A recent GOBankingRates survey found that a third of Americans say inflation is their top stressor going into 2023. While that statistic comes as no surprise, the difficult reality for many communities is that people are traveling and relocating less, putting added pressure on their tourism and growth strategies.
For example, Pew Charitable Trusts recently shared that fewer people are moving as interest rates and rents rise, reporting that every state experienced fewer people ‘moving in’ in May and June of 2022 compared with the same time period in 2021. States such as New York, California, Maryland and Louisiana were most impacted, seeing a reduction in moving of about 14% each. Nationwide, the number of moves during this time period was 9% lower than 2021.
On top of interest rates and rent, moving and storage costs have risen nearly 7% in the past year. With all of these increasing costs, people are stagnant and reconsidering that big summer vacation or potential move despite potential desires.
This trend leaves small-to-medium-sized communities that are striving for growth facing the real challenge of how to best attract more visitors and residents in a time of economic uncertainty.
Despite these difficulties, several of these communities possess a distinct advantage over their larger, highly populated counterparts. Many provide a lower cost of living and a quieter or more convenient way of life, while still offering sustainable and enriching career opportunities. They are also well suited to position themselves as a remote work, bring-your-job-with-you destination.
Additionally, consider the recent tech layoffs of large employers in U.S. mega-markets, and small-to-medium-sized communities have a distinct value proposition that can resonate with target audiences.
While the organic value proposition is strong, the current times call for a bit more convincing. Communities should consider boosting their tourism and relocation strategies with additional activations that strengthen their pitch in a complicated economy.
For example, never discount the tried-and-true saying, ‘money talks.’ A financial incentive to visit or relocate is a proven (and newsworthy) approach that has initiated action for other comparable communities.
The incentive doesn’t have to be as simple as no-strings-attached cash, either. Consider what makes the most sense for your community, such as reimbursing visitors for gas or airfare. Or, give a tax or rent credit to new residents after they have lived in your community for a certain period of time (see this recent approach by a North Star client, Quincy, Illinois).
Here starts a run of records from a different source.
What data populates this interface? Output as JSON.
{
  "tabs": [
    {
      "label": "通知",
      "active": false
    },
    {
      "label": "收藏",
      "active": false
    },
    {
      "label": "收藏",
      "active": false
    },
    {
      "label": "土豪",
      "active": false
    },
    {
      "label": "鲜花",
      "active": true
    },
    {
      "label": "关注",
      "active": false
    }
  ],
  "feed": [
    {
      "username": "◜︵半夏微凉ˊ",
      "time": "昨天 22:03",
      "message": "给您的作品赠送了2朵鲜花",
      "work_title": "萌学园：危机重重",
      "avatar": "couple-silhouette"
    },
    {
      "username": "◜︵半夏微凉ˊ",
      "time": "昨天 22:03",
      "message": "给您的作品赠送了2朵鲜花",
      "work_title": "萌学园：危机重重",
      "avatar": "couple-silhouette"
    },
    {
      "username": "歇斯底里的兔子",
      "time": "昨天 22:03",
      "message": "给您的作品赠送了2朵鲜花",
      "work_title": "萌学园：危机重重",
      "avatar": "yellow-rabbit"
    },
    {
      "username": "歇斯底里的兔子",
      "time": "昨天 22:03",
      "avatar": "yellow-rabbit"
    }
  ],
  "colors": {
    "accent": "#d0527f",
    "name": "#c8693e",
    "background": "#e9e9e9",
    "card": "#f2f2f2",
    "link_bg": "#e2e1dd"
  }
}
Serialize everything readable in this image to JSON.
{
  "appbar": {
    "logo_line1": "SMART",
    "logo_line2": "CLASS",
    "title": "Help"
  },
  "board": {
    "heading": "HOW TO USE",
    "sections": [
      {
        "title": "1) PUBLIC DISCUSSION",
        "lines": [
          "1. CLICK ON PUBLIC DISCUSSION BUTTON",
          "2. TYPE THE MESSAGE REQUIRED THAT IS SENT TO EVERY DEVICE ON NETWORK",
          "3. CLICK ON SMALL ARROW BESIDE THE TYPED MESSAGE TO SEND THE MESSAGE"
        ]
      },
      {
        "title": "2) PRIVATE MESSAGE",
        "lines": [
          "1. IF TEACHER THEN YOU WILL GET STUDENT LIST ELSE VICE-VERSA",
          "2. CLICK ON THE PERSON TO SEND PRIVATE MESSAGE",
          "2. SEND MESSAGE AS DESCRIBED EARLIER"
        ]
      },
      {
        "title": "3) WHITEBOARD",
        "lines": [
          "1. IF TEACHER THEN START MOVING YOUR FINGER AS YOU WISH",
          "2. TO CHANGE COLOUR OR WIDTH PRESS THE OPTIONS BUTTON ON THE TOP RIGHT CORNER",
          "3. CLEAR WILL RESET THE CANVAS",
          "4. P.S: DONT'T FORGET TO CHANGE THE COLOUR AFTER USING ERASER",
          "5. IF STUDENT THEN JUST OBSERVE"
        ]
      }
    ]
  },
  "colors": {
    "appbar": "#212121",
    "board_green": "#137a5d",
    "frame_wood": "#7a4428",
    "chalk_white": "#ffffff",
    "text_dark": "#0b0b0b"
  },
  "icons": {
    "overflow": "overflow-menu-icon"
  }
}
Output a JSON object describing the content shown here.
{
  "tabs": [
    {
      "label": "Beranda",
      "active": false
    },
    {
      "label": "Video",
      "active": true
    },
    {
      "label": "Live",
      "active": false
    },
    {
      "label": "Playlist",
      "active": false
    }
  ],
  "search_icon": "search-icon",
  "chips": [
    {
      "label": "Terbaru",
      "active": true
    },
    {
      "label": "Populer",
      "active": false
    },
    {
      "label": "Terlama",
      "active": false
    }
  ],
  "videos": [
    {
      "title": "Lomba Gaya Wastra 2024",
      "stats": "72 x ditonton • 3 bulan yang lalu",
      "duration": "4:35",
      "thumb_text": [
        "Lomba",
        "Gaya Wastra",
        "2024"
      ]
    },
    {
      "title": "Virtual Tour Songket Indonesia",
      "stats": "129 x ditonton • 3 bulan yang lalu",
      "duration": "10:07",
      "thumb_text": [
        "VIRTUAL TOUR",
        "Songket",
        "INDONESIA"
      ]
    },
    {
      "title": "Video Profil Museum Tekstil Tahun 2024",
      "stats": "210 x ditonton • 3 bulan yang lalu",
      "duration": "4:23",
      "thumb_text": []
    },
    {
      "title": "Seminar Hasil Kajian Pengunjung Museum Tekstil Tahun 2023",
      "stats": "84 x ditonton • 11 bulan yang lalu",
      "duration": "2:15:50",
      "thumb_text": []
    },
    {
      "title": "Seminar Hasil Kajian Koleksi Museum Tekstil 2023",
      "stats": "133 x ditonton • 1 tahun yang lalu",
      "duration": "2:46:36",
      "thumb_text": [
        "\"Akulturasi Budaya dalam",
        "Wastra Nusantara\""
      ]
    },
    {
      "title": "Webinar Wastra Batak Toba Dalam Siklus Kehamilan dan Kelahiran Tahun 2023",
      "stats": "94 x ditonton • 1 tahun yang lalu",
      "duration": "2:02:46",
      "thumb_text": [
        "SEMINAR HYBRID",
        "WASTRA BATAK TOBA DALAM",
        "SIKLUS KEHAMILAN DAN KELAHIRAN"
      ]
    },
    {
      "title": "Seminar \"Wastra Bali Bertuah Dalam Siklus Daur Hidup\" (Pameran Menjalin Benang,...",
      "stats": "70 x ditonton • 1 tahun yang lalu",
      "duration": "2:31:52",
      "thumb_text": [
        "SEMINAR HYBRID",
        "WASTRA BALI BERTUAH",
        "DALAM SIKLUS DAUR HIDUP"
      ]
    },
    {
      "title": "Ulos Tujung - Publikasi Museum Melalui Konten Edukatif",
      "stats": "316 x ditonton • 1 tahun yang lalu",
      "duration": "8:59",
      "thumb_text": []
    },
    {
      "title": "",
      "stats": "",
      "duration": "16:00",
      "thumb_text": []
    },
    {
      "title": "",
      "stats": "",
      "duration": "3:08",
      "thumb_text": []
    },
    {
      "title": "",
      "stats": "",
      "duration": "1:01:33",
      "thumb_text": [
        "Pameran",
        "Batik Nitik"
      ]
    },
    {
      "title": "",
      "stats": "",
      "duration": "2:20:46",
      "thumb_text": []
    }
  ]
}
In addition to incentives, proactive marketing is just as or even more important during times of inaction. Get in front of your target audiences through a variety of channels and don’t be shy about communicating why your community is ideal for them. Your region may not be recession proof, but, more than likely, you offer economic and quality-of-life benefits larger markets can’t provide. Market those benefits and pitch why your community is a good financial investment.Ultimately, economic volatility and uncertainty will pass, but it will rear its head again in the future. Those windows of time represent a unique chance for small-to-medium-sized communities to aggressively promote their differentiators. We can help you seize the opportunity.